• _EXERCISE BRIEF_:
Output the entries in full and verbatim, pictures omitted.

(MATERIAL PROVIDED Opens)

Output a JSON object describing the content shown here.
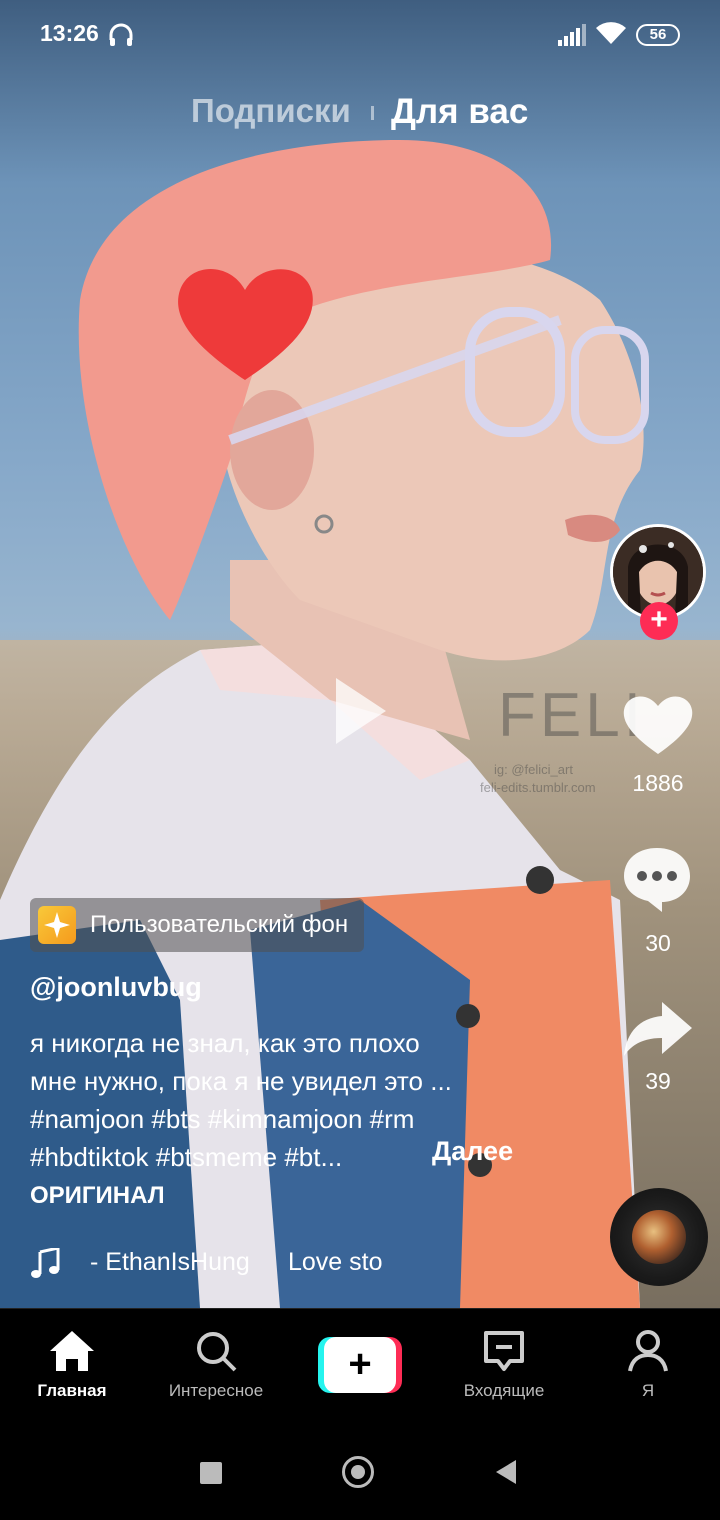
{
  "status_bar": {
    "time": "13:26",
    "battery": "56"
  },
  "top_tabs": {
    "following": "Подписки",
    "for_you": "Для вас"
  },
  "watermark": {
    "name": "FELI",
    "line1": "ig: @felici_art",
    "line2": "feli-edits.tumblr.com"
  },
  "side_actions": {
    "likes": "1886",
    "comments": "30",
    "shares": "39"
  },
  "effect": {
    "label": "Пользовательский фон"
  },
  "post": {
    "username": "@joonluvbug",
    "caption_lines": [
      "я никогда не знал, как это плохо",
      "мне нужно, пока я не увидел это ...",
      "#namjoon #bts #kimnamjoon #rm",
      "#hbdtiktok #btsmeme #bt..."
    ],
    "more": "Далее",
    "original": "ОРИГИНАЛ",
    "music_author": "- EthanIsHung",
    "music_title": "Love sto"
  },
  "nav": {
    "home": "Главная",
    "discover": "Интересное",
    "create": "+",
    "inbox": "Входящие",
    "me": "Я"
  },
  "colors": {
    "accent": "#fe2c55",
    "cyan": "#25f4ee"
  }
}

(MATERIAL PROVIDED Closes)

• _OUTPUT OF THE TASK_:
Output a JSON object describing the content shown here.
{
  "status_bar": {
    "time": "13:26",
    "battery": "56"
  },
  "top_tabs": {
    "following": "Подписки",
    "for_you": "Для вас"
  },
  "watermark": {
    "name": "FELI",
    "line1": "ig: @felici_art",
    "line2": "feli-edits.tumblr.com"
  },
  "side_actions": {
    "likes": "1886",
    "comments": "30",
    "shares": "39"
  },
  "effect": {
    "label": "Пользовательский фон"
  },
  "post": {
    "username": "@joonluvbug",
    "caption_lines": [
      "я никогда не знал, как это плохо",
      "мне нужно, пока я не увидел это ...",
      "#namjoon #bts #kimnamjoon #rm",
      "#hbdtiktok #btsmeme #bt..."
    ],
    "more": "Далее",
    "original": "ОРИГИНАЛ",
    "music_author": "- EthanIsHung",
    "music_title": "Love sto"
  },
  "nav": {
    "home": "Главная",
    "discover": "Интересное",
    "create": "+",
    "inbox": "Входящие",
    "me": "Я"
  },
  "colors": {
    "accent": "#fe2c55",
    "cyan": "#25f4ee"
  }
}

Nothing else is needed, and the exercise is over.